Assigned task
When you reach the listing below, copy each line exactly.
******
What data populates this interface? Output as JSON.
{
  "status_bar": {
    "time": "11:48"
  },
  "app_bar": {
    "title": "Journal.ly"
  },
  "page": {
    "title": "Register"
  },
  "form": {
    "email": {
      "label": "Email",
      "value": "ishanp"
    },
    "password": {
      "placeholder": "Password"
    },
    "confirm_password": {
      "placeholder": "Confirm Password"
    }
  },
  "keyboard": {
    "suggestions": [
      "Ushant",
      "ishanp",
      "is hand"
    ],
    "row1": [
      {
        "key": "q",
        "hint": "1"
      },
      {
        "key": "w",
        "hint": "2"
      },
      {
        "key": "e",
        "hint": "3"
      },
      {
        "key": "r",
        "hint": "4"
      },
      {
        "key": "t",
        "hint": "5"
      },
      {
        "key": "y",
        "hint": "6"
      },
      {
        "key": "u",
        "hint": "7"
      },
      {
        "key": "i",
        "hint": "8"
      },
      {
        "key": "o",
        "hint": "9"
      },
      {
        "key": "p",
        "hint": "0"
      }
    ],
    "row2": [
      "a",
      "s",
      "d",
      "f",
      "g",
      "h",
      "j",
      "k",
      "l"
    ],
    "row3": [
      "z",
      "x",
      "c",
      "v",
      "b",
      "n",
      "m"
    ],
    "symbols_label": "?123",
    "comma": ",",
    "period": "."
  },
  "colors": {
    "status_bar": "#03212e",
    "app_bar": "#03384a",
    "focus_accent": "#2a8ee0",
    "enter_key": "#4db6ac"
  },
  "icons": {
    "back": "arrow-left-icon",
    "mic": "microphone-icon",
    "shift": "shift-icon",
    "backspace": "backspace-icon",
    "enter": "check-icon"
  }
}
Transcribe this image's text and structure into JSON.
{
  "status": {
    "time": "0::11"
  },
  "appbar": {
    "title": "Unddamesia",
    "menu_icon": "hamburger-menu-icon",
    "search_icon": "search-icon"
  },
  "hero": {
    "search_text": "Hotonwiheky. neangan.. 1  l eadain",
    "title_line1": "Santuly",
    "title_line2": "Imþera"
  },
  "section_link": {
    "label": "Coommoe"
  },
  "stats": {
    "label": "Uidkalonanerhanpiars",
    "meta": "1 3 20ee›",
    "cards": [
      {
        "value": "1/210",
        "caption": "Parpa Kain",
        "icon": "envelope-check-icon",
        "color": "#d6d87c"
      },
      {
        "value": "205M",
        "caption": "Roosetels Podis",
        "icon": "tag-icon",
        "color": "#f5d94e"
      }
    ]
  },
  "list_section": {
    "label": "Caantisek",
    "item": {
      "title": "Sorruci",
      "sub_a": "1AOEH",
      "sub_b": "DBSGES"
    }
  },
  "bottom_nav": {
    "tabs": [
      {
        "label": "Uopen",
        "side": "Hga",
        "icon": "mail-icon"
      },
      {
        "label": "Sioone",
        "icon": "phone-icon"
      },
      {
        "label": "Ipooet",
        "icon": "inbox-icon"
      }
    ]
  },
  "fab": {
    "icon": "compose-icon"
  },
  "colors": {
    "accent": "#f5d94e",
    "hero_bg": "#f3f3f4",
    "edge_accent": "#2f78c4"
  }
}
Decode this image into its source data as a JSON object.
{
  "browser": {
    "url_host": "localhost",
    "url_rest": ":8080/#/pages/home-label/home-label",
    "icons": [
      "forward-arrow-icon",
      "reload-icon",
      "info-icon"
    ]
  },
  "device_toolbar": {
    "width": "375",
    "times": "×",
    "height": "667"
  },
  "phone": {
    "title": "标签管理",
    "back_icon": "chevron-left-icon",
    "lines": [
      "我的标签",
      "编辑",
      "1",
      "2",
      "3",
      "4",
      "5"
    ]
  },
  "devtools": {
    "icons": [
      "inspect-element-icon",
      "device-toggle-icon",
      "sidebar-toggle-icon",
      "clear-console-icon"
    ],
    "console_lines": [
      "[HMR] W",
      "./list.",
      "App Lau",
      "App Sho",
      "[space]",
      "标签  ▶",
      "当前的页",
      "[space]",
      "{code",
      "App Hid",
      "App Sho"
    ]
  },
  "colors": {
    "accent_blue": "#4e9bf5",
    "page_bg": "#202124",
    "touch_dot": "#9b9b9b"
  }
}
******
Your response
What data populates this interface? Output as JSON.
{
  "status_bar": {
    "time": "11:48"
  },
  "app_bar": {
    "title": "Journal.ly"
  },
  "page": {
    "title": "Register"
  },
  "form": {
    "email": {
      "label": "Email",
      "value": "ishanp"
    },
    "password": {
      "placeholder": "Password"
    },
    "confirm_password": {
      "placeholder": "Confirm Password"
    }
  },
  "keyboard": {
    "suggestions": [
      "Ushant",
      "ishanp",
      "is hand"
    ],
    "row1": [
      {
        "key": "q",
        "hint": "1"
      },
      {
        "key": "w",
        "hint": "2"
      },
      {
        "key": "e",
        "hint": "3"
      },
      {
        "key": "r",
        "hint": "4"
      },
      {
        "key": "t",
        "hint": "5"
      },
      {
        "key": "y",
        "hint": "6"
      },
      {
        "key": "u",
        "hint": "7"
      },
      {
        "key": "i",
        "hint": "8"
      },
      {
        "key": "o",
        "hint": "9"
      },
      {
        "key": "p",
        "hint": "0"
      }
    ],
    "row2": [
      "a",
      "s",
      "d",
      "f",
      "g",
      "h",
      "j",
      "k",
      "l"
    ],
    "row3": [
      "z",
      "x",
      "c",
      "v",
      "b",
      "n",
      "m"
    ],
    "symbols_label": "?123",
    "comma": ",",
    "period": "."
  },
  "colors": {
    "status_bar": "#03212e",
    "app_bar": "#03384a",
    "focus_accent": "#2a8ee0",
    "enter_key": "#4db6ac"
  },
  "icons": {
    "back": "arrow-left-icon",
    "mic": "microphone-icon",
    "shift": "shift-icon",
    "backspace": "backspace-icon",
    "enter": "check-icon"
  }
}
Transcribe this image's text and structure into JSON.
{
  "status": {
    "time": "0::11"
  },
  "appbar": {
    "title": "Unddamesia",
    "menu_icon": "hamburger-menu-icon",
    "search_icon": "search-icon"
  },
  "hero": {
    "search_text": "Hotonwiheky. neangan.. 1  l eadain",
    "title_line1": "Santuly",
    "title_line2": "Imþera"
  },
  "section_link": {
    "label": "Coommoe"
  },
  "stats": {
    "label": "Uidkalonanerhanpiars",
    "meta": "1 3 20ee›",
    "cards": [
      {
        "value": "1/210",
        "caption": "Parpa Kain",
        "icon": "envelope-check-icon",
        "color": "#d6d87c"
      },
      {
        "value": "205M",
        "caption": "Roosetels Podis",
        "icon": "tag-icon",
        "color": "#f5d94e"
      }
    ]
  },
  "list_section": {
    "label": "Caantisek",
    "item": {
      "title": "Sorruci",
      "sub_a": "1AOEH",
      "sub_b": "DBSGES"
    }
  },
  "bottom_nav": {
    "tabs": [
      {
        "label": "Uopen",
        "side": "Hga",
        "icon": "mail-icon"
      },
      {
        "label": "Sioone",
        "icon": "phone-icon"
      },
      {
        "label": "Ipooet",
        "icon": "inbox-icon"
      }
    ]
  },
  "fab": {
    "icon": "compose-icon"
  },
  "colors": {
    "accent": "#f5d94e",
    "hero_bg": "#f3f3f4",
    "edge_accent": "#2f78c4"
  }
}
Decode this image into its source data as a JSON object.
{
  "browser": {
    "url_host": "localhost",
    "url_rest": ":8080/#/pages/home-label/home-label",
    "icons": [
      "forward-arrow-icon",
      "reload-icon",
      "info-icon"
    ]
  },
  "device_toolbar": {
    "width": "375",
    "times": "×",
    "height": "667"
  },
  "phone": {
    "title": "标签管理",
    "back_icon": "chevron-left-icon",
    "lines": [
      "我的标签",
      "编辑",
      "1",
      "2",
      "3",
      "4",
      "5"
    ]
  },
  "devtools": {
    "icons": [
      "inspect-element-icon",
      "device-toggle-icon",
      "sidebar-toggle-icon",
      "clear-console-icon"
    ],
    "console_lines": [
      "[HMR] W",
      "./list.",
      "App Lau",
      "App Sho",
      "[space]",
      "标签  ▶",
      "当前的页",
      "[space]",
      "{code",
      "App Hid",
      "App Sho"
    ]
  },
  "colors": {
    "accent_blue": "#4e9bf5",
    "page_bg": "#202124",
    "touch_dot": "#9b9b9b"
  }
}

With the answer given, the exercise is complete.